Problem to work on: Note each line in the data below that holds "Metal", and copy it.

Excerpts from a dataset
Segment Open
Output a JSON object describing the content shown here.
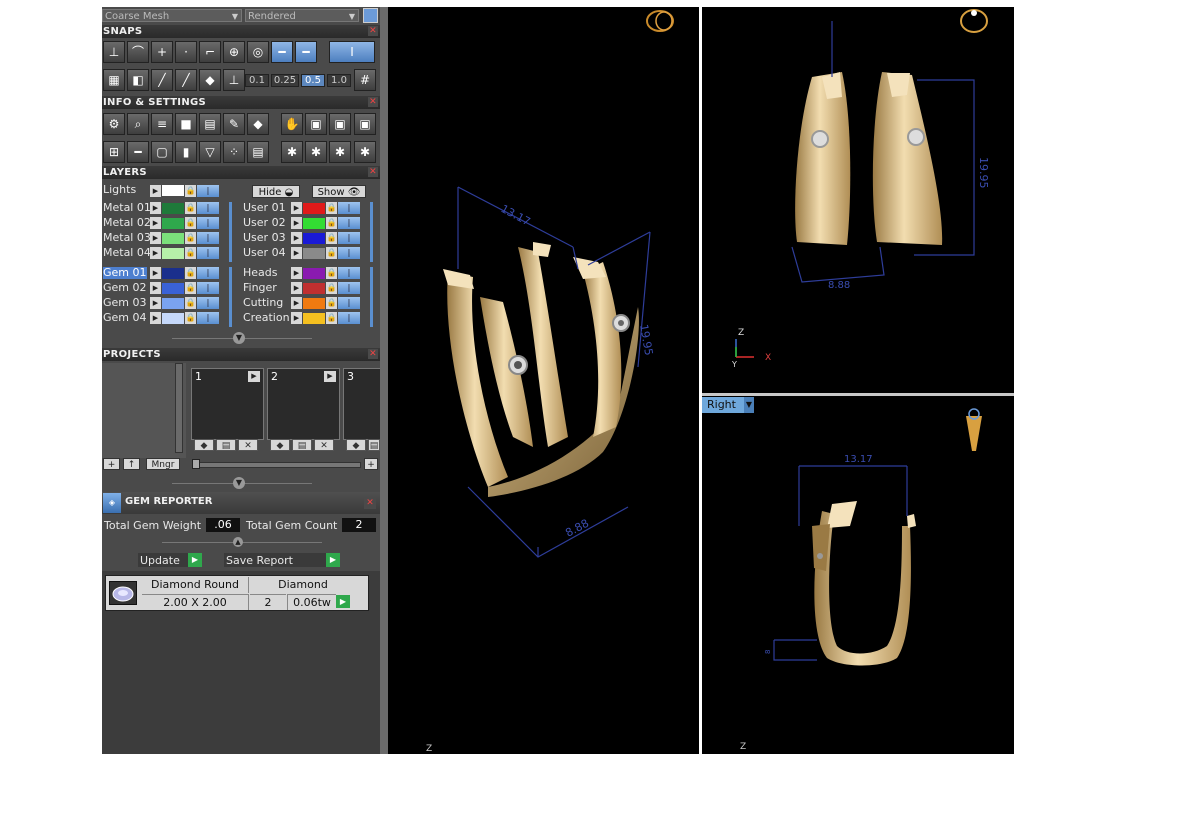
{
  "toolbar": {
    "mesh_mode": "Coarse Mesh",
    "render_mode": "Rendered"
  },
  "snaps": {
    "title": "SNAPS",
    "increments": [
      "0.1",
      "0.25",
      "0.5",
      "1.0"
    ],
    "selected_increment": "0.5"
  },
  "info_settings": {
    "title": "INFO & SETTINGS"
  },
  "layers": {
    "title": "LAYERS",
    "lights_label": "Lights",
    "hide_label": "Hide",
    "show_label": "Show",
    "left": [
      {
        "name": "Metal 01",
        "color": "#1f7a3a"
      },
      {
        "name": "Metal 02",
        "color": "#2fa84c"
      },
      {
        "name": "Metal 03",
        "color": "#7be07b"
      },
      {
        "name": "Metal 04",
        "color": "#b6f0a9"
      },
      {
        "name": "Gem 01",
        "color": "#1a2f8c",
        "selected": true
      },
      {
        "name": "Gem 02",
        "color": "#3a62d6"
      },
      {
        "name": "Gem 03",
        "color": "#7aa3f0"
      },
      {
        "name": "Gem 04",
        "color": "#c5d8fa"
      }
    ],
    "right": [
      {
        "name": "User 01",
        "color": "#e01a1a"
      },
      {
        "name": "User 02",
        "color": "#33dd33"
      },
      {
        "name": "User 03",
        "color": "#1a1ad6"
      },
      {
        "name": "User 04",
        "color": "#8a8a8a"
      },
      {
        "name": "Heads",
        "color": "#8a1ab0"
      },
      {
        "name": "Finger",
        "color": "#c03030"
      },
      {
        "name": "Cutting",
        "color": "#f07a10"
      },
      {
        "name": "Creation",
        "color": "#f5c020"
      }
    ],
    "lights_color": "#ffffff"
  },
  "projects": {
    "title": "PROJECTS",
    "slots": [
      "1",
      "2",
      "3"
    ],
    "add_label": "+",
    "up_label": "↑",
    "manager_label": "Mngr"
  },
  "gem_reporter": {
    "title": "GEM REPORTER",
    "total_weight_label": "Total Gem Weight",
    "total_weight_value": ".06",
    "total_count_label": "Total Gem Count",
    "total_count_value": "2",
    "update_label": "Update",
    "save_label": "Save Report",
    "gem": {
      "shape": "Diamond Round",
      "size": "2.00 X 2.00",
      "type": "Diamond",
      "count": "2",
      "weight": "0.06tw"
    }
  },
  "viewports": {
    "perspective": {
      "dim_width": "13.17",
      "dim_height": "19.95",
      "dim_depth": "8.88",
      "axis": "Z"
    },
    "front": {
      "dim_height": "19.95",
      "dim_width": "8.88",
      "axis_z": "Z",
      "axis_y": "Y",
      "axis_x": "X"
    },
    "right": {
      "label": "Right",
      "dim_top": "13.17",
      "dim_side": "8",
      "axis": "Z"
    }
  }
}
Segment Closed
Output below:
        "name": "Metal 01",
        "name": "Metal 02",
        "name": "Metal 03",
        "name": "Metal 04",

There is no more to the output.